As you’d expect very few subtitutions are made during the first half. If we assume that all substitutions made in the first half are due to injury then I think the first half stats are quite interesting. If players get injured before the 35th minute it appears that they are substituted. However, if they are injured a few minutes later they are given a few more minutes until half-time (and the fifteen minute break) to recover.
Last season 128 players came on during the half-time interval in the Premier League. Many of these were undoubtedly due to injuries sustained in the first-half, though I suspect the bulk of them were bold tactical moves from teams looking to claw back deficits. The most popular range to bring on players is 76-80. The most popular minute to bring on a player, if you exclude the 90th minute (last minute is often longer due to injury time) and half-time is the 76th minute.

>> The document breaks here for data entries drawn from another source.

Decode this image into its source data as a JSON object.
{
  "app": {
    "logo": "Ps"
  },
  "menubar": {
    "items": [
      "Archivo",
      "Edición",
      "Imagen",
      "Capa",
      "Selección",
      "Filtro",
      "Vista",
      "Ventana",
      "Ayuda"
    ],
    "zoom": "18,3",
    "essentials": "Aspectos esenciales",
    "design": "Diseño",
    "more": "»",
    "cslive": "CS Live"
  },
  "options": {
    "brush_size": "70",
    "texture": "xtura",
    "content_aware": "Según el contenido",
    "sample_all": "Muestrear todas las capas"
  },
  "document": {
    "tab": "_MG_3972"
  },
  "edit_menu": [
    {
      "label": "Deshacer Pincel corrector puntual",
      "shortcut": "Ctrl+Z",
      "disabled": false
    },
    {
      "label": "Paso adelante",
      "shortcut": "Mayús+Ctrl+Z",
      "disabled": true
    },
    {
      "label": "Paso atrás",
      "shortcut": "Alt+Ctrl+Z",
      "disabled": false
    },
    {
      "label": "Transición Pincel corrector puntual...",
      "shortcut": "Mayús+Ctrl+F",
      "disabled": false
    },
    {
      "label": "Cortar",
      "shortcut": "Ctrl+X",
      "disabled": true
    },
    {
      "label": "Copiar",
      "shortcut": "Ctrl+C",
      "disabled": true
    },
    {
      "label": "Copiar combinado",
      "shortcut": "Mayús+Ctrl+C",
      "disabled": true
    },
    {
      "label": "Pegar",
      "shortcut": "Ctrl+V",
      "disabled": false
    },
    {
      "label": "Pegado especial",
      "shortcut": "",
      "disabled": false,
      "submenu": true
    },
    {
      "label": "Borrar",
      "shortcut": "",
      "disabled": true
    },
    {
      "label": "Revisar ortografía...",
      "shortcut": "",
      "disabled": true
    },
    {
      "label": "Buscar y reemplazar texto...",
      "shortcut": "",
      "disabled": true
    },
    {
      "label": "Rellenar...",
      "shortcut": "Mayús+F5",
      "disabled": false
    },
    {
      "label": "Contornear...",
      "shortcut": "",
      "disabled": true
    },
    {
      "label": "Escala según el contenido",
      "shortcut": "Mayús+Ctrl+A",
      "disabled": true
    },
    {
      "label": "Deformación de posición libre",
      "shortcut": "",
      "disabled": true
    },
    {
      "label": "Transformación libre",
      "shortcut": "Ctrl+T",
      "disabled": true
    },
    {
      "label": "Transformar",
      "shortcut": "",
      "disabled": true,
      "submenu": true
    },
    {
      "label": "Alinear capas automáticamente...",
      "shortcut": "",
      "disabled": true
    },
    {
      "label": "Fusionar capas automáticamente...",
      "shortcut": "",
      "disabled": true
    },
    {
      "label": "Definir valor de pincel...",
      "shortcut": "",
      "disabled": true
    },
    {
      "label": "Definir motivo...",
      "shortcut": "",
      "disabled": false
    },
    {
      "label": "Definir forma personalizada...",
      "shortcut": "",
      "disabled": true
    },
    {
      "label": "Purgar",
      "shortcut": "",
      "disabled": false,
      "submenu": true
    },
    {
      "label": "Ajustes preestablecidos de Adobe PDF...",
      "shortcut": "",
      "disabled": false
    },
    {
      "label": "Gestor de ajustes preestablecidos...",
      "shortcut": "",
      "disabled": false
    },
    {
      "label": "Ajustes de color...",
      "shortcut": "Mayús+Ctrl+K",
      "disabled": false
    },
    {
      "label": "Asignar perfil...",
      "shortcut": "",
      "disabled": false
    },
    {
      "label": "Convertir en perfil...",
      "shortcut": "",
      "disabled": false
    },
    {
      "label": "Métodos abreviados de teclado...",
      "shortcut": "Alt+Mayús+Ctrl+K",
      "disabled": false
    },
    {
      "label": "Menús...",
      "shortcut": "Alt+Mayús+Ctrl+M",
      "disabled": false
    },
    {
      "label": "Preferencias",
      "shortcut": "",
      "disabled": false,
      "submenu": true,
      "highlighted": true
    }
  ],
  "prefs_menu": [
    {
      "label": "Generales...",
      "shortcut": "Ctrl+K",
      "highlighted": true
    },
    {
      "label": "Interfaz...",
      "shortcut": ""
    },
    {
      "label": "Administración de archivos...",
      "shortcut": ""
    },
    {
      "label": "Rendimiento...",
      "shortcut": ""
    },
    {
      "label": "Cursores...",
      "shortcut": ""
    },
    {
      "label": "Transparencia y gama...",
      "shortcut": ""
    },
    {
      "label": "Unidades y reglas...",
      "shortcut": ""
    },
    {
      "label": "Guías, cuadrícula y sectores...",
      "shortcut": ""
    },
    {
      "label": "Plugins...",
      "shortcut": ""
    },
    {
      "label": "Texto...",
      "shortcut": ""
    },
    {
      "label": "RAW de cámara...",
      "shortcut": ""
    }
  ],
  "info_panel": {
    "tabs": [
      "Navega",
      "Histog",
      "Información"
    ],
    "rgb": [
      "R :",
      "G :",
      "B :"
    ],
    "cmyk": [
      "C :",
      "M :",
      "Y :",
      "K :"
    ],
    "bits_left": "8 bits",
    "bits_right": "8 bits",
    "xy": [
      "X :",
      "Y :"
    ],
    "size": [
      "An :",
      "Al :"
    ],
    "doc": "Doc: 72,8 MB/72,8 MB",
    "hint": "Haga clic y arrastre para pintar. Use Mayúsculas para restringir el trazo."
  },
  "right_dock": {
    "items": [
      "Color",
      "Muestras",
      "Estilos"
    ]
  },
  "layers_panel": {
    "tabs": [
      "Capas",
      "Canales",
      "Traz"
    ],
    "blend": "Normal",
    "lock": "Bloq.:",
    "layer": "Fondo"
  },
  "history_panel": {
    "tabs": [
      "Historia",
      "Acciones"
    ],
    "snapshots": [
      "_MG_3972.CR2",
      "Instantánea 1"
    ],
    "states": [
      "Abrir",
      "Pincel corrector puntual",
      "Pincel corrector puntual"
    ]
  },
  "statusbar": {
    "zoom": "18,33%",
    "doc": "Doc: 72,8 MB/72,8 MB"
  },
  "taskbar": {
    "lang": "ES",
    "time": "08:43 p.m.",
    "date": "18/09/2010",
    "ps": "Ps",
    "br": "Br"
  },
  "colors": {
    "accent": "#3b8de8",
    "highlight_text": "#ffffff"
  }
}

The above table shows the number of substitutions each Premier League side made as well as the average minute on which a subtitution was made. Each club had a permitted 114 substitutions to make each season (3 subs x 38 games) and most took full advantage of that with Bolton, Chelsea and West Brom making 107 substitutions last season. These three clubs left only seven substitutes unused during the campaign. The table also demonstrates that Tottenham boss Harry Redknapp appears to like making changes on the pitch as well as off it.